Goal of the exercise:
Set down all of the data exactly. Pictures stay out of the copy.

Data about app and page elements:
▼

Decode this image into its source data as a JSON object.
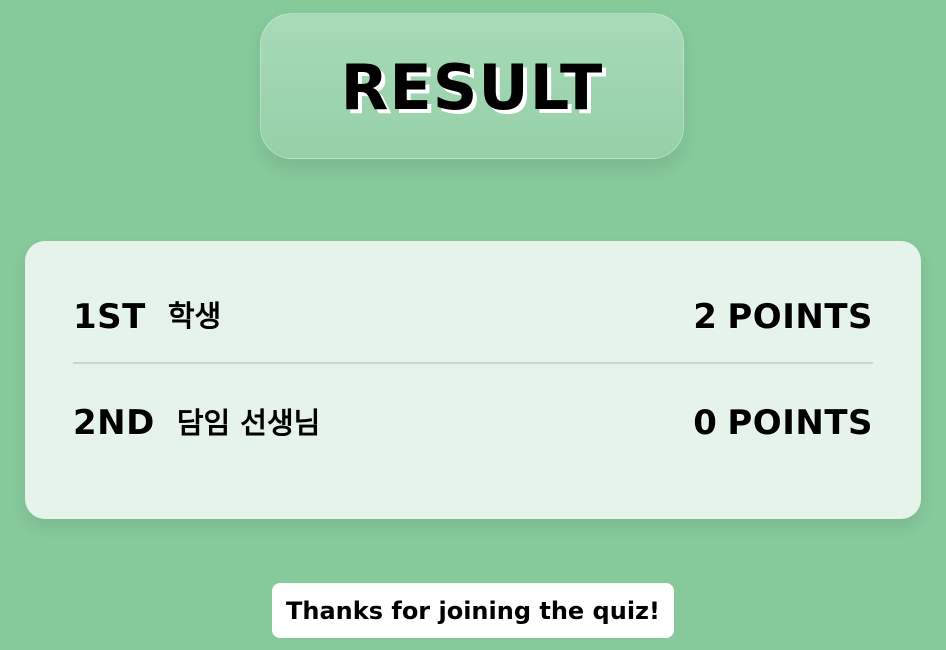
{
  "title": "RESULT",
  "results": [
    {
      "rank": "1ST",
      "name": "학생",
      "points_value": "2",
      "points_label": "POINTS"
    },
    {
      "rank": "2ND",
      "name": "담임 선생님",
      "points_value": "0",
      "points_label": "POINTS"
    }
  ],
  "footer": {
    "message": "Thanks for joining the quiz!"
  }
}
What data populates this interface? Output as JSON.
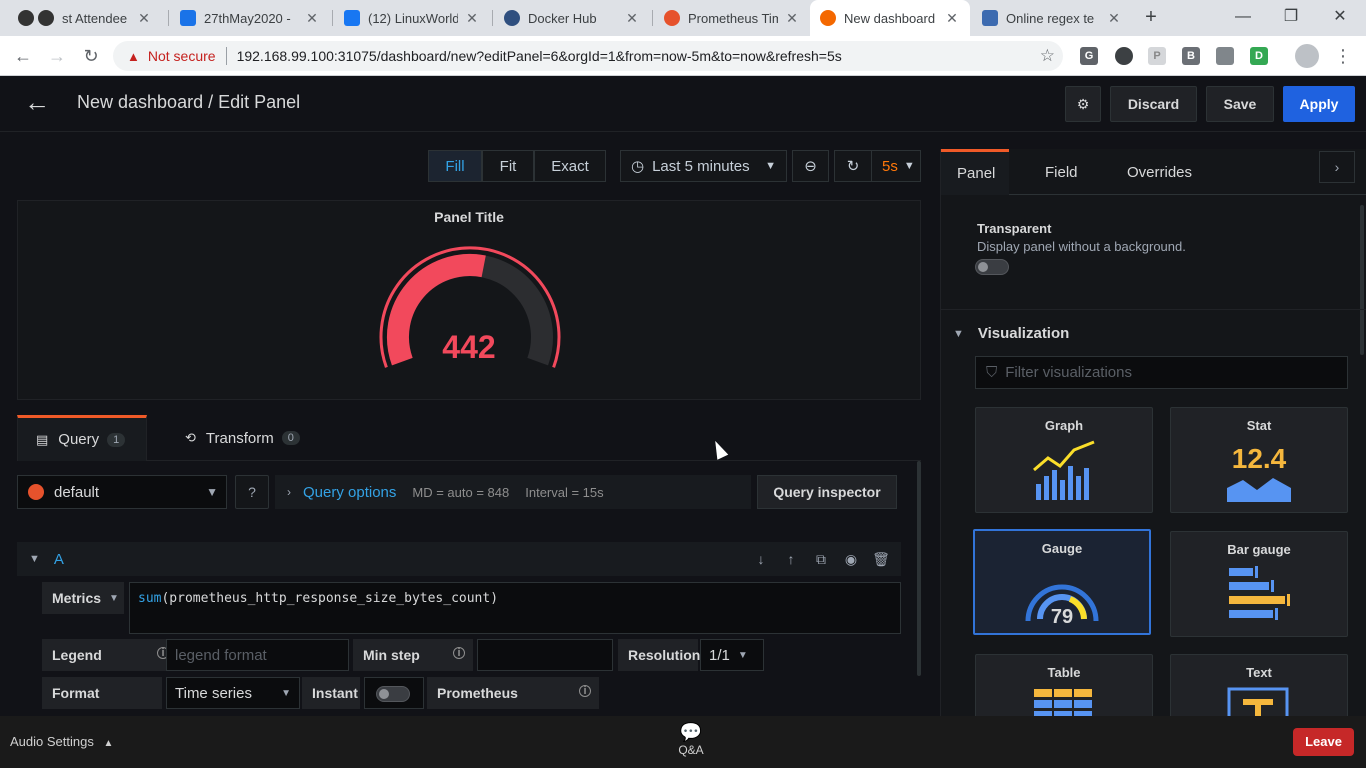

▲

Exercise result:
Decode this image into its source data as a JSON object.
{
  "title": "RESULT",
  "results": [
    {
      "rank": "1ST",
      "name": "학생",
      "points_value": "2",
      "points_label": "POINTS"
    },
    {
      "rank": "2ND",
      "name": "담임 선생님",
      "points_value": "0",
      "points_label": "POINTS"
    }
  ],
  "footer": {
    "message": "Thanks for joining the quiz!"
  }
}
What data populates this interface? Output as JSON.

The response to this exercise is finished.